Being a guest has it’s challenges as well. You need to be sensitive to the ways of other households, you don’t have your usual comforts of home and familiarity, and you may not have access to the foods that make you feel good and that you are choosing to eat these days. And your host may insist you eat everything served especially those who spend countless hours shopping and preparing the food.
Achieving a goal, like losing weight, following your meal and exercise plan, earning a degree while you’re working, or raising money for a cause you believe in, can feel euphoric, especially when you’ve overcome significant challenging obstacles to get there. We know logically that it’s hard to make the changes required to reach a goal. So why, then, when the going gets tough, are we unprepared and wonder why the journey is not pain-free? Part of it has to do with our desire to avoid pain, seek pleasure, and take the path of least resistance. Being aware of this triad can help you better accept, and tolerate, the obstacles you’ll face.
Clinical depression can be associated with confusion and cognitive impairment. Processing speed, creativity, memory, and mental focus can be compromised in the setting of depression. Cognitive decline associated with depression can look like dementia in the elderly. Treatment for depression, and social support and compassion, can be a way to improve cognitive function.
We care for others, willingly and with love, such as being there for your children, friends, work colleagues, and community. At the same time, doing so can bring unexpected and ever-changing demands that at times can feel depleting, overwhelming, and frustrating. Taking care of yourself – and making sure your needs are met – while caring for others is vital, especially when caring for elderly parents, a spouse, child, or other family member with a chronic condition.
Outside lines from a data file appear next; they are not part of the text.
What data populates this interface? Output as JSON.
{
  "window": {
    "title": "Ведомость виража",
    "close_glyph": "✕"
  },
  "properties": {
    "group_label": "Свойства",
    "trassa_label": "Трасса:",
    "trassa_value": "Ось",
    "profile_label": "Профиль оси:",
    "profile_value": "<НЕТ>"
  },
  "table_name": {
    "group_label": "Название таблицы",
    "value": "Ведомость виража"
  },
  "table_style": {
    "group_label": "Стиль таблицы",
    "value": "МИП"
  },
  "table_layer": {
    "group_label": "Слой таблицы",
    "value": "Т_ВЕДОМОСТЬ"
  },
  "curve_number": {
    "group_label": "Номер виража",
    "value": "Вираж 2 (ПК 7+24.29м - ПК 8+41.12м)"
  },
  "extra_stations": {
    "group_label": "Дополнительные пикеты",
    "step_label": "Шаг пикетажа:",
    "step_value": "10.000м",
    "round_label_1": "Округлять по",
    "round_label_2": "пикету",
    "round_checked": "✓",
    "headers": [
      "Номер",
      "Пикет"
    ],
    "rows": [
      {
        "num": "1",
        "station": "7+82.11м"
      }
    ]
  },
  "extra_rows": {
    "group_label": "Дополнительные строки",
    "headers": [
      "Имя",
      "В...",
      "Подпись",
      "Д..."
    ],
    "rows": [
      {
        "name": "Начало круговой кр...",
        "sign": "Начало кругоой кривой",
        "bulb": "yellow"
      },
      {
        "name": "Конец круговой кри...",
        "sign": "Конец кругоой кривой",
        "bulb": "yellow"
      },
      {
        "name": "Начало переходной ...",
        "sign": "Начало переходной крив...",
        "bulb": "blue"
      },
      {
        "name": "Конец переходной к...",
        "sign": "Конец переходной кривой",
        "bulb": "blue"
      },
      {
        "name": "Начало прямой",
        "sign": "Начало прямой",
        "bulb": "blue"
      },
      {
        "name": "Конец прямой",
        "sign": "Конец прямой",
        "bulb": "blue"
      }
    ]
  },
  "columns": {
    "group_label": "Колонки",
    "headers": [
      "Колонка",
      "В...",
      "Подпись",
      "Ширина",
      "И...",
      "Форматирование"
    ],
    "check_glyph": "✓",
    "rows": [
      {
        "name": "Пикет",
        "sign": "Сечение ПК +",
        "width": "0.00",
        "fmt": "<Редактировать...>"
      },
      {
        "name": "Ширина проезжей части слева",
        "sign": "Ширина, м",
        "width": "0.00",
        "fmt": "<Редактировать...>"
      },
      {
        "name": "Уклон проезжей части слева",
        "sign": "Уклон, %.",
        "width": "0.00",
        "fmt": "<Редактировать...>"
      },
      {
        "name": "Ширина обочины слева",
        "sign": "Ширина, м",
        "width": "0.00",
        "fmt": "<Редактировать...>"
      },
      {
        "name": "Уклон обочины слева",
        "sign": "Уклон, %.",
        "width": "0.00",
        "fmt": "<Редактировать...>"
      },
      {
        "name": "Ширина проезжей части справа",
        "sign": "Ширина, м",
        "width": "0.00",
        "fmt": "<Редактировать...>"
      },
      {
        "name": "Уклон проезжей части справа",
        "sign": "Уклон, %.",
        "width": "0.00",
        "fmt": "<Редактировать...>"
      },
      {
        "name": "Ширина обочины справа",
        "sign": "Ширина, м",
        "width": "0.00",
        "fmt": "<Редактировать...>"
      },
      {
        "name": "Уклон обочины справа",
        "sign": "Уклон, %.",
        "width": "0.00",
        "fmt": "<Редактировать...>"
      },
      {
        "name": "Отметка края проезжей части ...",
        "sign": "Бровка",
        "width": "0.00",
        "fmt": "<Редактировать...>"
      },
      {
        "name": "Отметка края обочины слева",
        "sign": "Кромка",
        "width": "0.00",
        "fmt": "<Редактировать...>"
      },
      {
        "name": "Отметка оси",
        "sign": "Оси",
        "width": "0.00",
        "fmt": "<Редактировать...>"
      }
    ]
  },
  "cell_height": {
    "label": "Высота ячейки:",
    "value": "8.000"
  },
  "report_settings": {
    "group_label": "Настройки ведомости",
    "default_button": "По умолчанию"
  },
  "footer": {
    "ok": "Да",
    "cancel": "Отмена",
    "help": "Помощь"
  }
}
Studies show that high-fat food intake is associated with increased daytime sleepiness and decreased alertness. The deterioration in alertness was sufficiently great to be a possible deterrent to the performance of specific jobs. However, excessive daytime sleepiness found an association with saturated, but not unsaturated fat. This is another reason to choose nuts, seeds, olive and sesame oil, tahini, and avocado.
An enduring problem associated with strategies aimed to reduce obesity, or at least to make the obese healthier, is the “one size fits all” approach. It is rarely cost effective to work with an individual patient to figure out why weight was gained or perhaps regained. It takes time to figure out how lifestyle may contribute to overeating. Does the patient get enough sleep, or eat to stay awake? Is the patient overwhelmed by work or caregiving, perhaps for an elderly parent or disabled spouse? Is the overeating a response to depression, anxiety, social isolation, marital, financial, or other problems — or simply loneliness? Could intuitive eating work for everyone? The reasons for weight gain are not intuitive; nor, it seems, is the solution.
Fortunately, the increase in emotional comfort and decrease in stress experienced after eating carbohydrates is not dependent on changing food choices or new foods entering the supermarket. Carbohydrates will elicit a positive mood, regardless of whether the food was also eaten by one’s grandparents or is new to the contemporary eater. After eating pasta or quinoa, oatmeal or farro, or orange or purple sweet potatoes, relief from feeling down or anxious or tense.